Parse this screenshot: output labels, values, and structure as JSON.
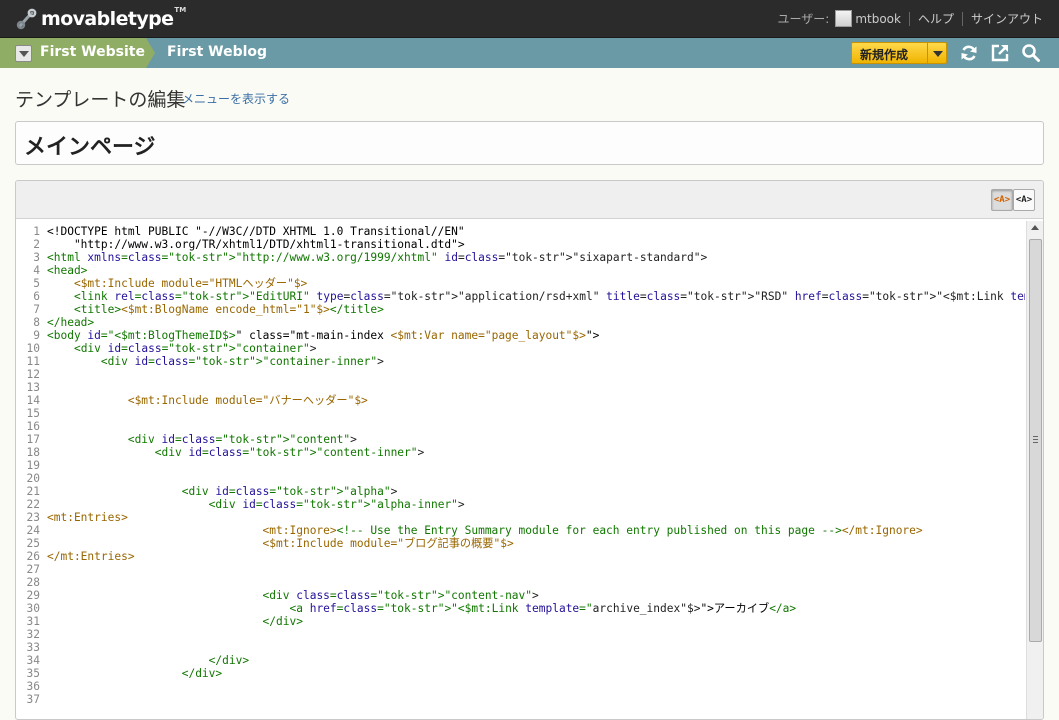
{
  "app": {
    "logo_text": "movabletype",
    "logo_tm": "TM"
  },
  "usernav": {
    "user_label": "ユーザー:",
    "username": "mtbook",
    "help": "ヘルプ",
    "signout": "サインアウト"
  },
  "context": {
    "website": "First Website",
    "blog": "First Weblog",
    "new_button": "新規作成",
    "icons": [
      "refresh-icon",
      "external-link-icon",
      "search-icon"
    ]
  },
  "page": {
    "title": "テンプレートの編集",
    "show_menu": "メニューを表示する",
    "template_name": "メインページ"
  },
  "editor": {
    "highlight_on_label": "<A>",
    "highlight_off_label": "<A>",
    "lines": [
      "<!DOCTYPE html PUBLIC \"-//W3C//DTD XHTML 1.0 Transitional//EN\"",
      "    \"http://www.w3.org/TR/xhtml1/DTD/xhtml1-transitional.dtd\">",
      "<html xmlns=\"http://www.w3.org/1999/xhtml\" id=\"sixapart-standard\">",
      "<head>",
      "    <$mt:Include module=\"HTMLヘッダー\"$>",
      "    <link rel=\"EditURI\" type=\"application/rsd+xml\" title=\"RSD\" href=\"<$mt:Link template=\"rsd\"$>\" />",
      "    <title><$mt:BlogName encode_html=\"1\"$></title>",
      "</head>",
      "<body id=\"<$mt:BlogThemeID$>\" class=\"mt-main-index <$mt:Var name=\"page_layout\"$>\">",
      "    <div id=\"container\">",
      "        <div id=\"container-inner\">",
      "",
      "",
      "            <$mt:Include module=\"バナーヘッダー\"$>",
      "",
      "",
      "            <div id=\"content\">",
      "                <div id=\"content-inner\">",
      "",
      "",
      "                    <div id=\"alpha\">",
      "                        <div id=\"alpha-inner\">",
      "<mt:Entries>",
      "                                <mt:Ignore><!-- Use the Entry Summary module for each entry published on this page --></mt:Ignore>",
      "                                <$mt:Include module=\"ブログ記事の概要\"$>",
      "</mt:Entries>",
      "",
      "",
      "                                <div class=\"content-nav\">",
      "                                    <a href=\"<$mt:Link template=\"archive_index\"$>\">アーカイブ</a>",
      "                                </div>",
      "",
      "",
      "                        </div>",
      "                    </div>",
      "",
      ""
    ]
  },
  "colors": {
    "topbar": "#2b2b2b",
    "context_bar": "#6a9aa6",
    "website_tab": "#8fad65",
    "new_button": "#f5c400",
    "link": "#3b6fa5"
  }
}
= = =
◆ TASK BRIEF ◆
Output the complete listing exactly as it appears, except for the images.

◆ EXERCISE RESPONSE ◆
Parse this screenshot: output labels, values, and structure as JSON.
{
  "app": {
    "logo_text": "movabletype",
    "logo_tm": "TM"
  },
  "usernav": {
    "user_label": "ユーザー:",
    "username": "mtbook",
    "help": "ヘルプ",
    "signout": "サインアウト"
  },
  "context": {
    "website": "First Website",
    "blog": "First Weblog",
    "new_button": "新規作成",
    "icons": [
      "refresh-icon",
      "external-link-icon",
      "search-icon"
    ]
  },
  "page": {
    "title": "テンプレートの編集",
    "show_menu": "メニューを表示する",
    "template_name": "メインページ"
  },
  "editor": {
    "highlight_on_label": "<A>",
    "highlight_off_label": "<A>",
    "lines": [
      "<!DOCTYPE html PUBLIC \"-//W3C//DTD XHTML 1.0 Transitional//EN\"",
      "    \"http://www.w3.org/TR/xhtml1/DTD/xhtml1-transitional.dtd\">",
      "<html xmlns=\"http://www.w3.org/1999/xhtml\" id=\"sixapart-standard\">",
      "<head>",
      "    <$mt:Include module=\"HTMLヘッダー\"$>",
      "    <link rel=\"EditURI\" type=\"application/rsd+xml\" title=\"RSD\" href=\"<$mt:Link template=\"rsd\"$>\" />",
      "    <title><$mt:BlogName encode_html=\"1\"$></title>",
      "</head>",
      "<body id=\"<$mt:BlogThemeID$>\" class=\"mt-main-index <$mt:Var name=\"page_layout\"$>\">",
      "    <div id=\"container\">",
      "        <div id=\"container-inner\">",
      "",
      "",
      "            <$mt:Include module=\"バナーヘッダー\"$>",
      "",
      "",
      "            <div id=\"content\">",
      "                <div id=\"content-inner\">",
      "",
      "",
      "                    <div id=\"alpha\">",
      "                        <div id=\"alpha-inner\">",
      "<mt:Entries>",
      "                                <mt:Ignore><!-- Use the Entry Summary module for each entry published on this page --></mt:Ignore>",
      "                                <$mt:Include module=\"ブログ記事の概要\"$>",
      "</mt:Entries>",
      "",
      "",
      "                                <div class=\"content-nav\">",
      "                                    <a href=\"<$mt:Link template=\"archive_index\"$>\">アーカイブ</a>",
      "                                </div>",
      "",
      "",
      "                        </div>",
      "                    </div>",
      "",
      ""
    ]
  },
  "colors": {
    "topbar": "#2b2b2b",
    "context_bar": "#6a9aa6",
    "website_tab": "#8fad65",
    "new_button": "#f5c400",
    "link": "#3b6fa5"
  }
}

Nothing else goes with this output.